WORK INSTRUCTION —
Find the lines of the material below that include the string "true", then copy each one.

Start of RECORDS FOR THIS EXERCISE

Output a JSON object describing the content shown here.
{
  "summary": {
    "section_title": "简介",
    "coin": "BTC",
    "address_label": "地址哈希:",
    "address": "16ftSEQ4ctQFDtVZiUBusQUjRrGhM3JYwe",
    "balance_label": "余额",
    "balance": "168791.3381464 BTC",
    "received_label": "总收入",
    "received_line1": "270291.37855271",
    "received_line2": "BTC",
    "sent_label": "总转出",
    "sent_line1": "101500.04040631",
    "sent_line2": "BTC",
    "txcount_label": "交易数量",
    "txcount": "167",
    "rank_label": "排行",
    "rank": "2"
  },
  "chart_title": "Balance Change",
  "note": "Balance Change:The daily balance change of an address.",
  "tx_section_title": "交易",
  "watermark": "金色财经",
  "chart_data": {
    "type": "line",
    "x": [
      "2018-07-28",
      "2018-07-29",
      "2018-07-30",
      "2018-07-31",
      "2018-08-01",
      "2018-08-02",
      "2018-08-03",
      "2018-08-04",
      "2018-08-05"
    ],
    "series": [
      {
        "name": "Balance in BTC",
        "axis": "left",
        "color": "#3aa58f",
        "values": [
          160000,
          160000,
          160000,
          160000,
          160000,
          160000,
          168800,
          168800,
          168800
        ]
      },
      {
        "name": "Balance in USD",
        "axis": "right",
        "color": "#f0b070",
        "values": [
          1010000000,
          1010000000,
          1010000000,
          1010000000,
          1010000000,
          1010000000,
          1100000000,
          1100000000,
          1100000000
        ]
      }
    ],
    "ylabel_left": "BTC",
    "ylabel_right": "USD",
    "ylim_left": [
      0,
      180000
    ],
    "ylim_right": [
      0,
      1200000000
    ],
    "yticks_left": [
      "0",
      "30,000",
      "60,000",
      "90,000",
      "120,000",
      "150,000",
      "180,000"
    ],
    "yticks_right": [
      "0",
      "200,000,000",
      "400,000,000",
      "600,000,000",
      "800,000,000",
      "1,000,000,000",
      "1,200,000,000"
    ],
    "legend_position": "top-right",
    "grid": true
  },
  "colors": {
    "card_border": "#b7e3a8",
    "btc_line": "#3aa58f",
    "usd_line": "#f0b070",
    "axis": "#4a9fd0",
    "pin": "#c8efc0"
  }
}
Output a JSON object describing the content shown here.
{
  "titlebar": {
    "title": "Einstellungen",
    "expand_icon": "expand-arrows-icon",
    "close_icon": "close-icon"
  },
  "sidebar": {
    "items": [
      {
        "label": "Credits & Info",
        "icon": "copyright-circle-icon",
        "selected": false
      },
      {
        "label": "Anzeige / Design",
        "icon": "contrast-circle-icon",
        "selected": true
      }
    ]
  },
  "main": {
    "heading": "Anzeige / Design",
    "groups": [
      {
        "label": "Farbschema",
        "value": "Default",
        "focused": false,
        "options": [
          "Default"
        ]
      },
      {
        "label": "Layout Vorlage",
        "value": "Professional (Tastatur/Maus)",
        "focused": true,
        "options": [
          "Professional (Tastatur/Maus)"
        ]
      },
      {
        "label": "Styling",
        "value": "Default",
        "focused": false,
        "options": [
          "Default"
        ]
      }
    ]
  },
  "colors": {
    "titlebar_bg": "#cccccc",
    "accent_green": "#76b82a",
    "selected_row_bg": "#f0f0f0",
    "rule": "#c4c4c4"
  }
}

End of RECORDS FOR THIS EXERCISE

THE ANSWER —
    "grid": true
        "selected": true
        "focused": true,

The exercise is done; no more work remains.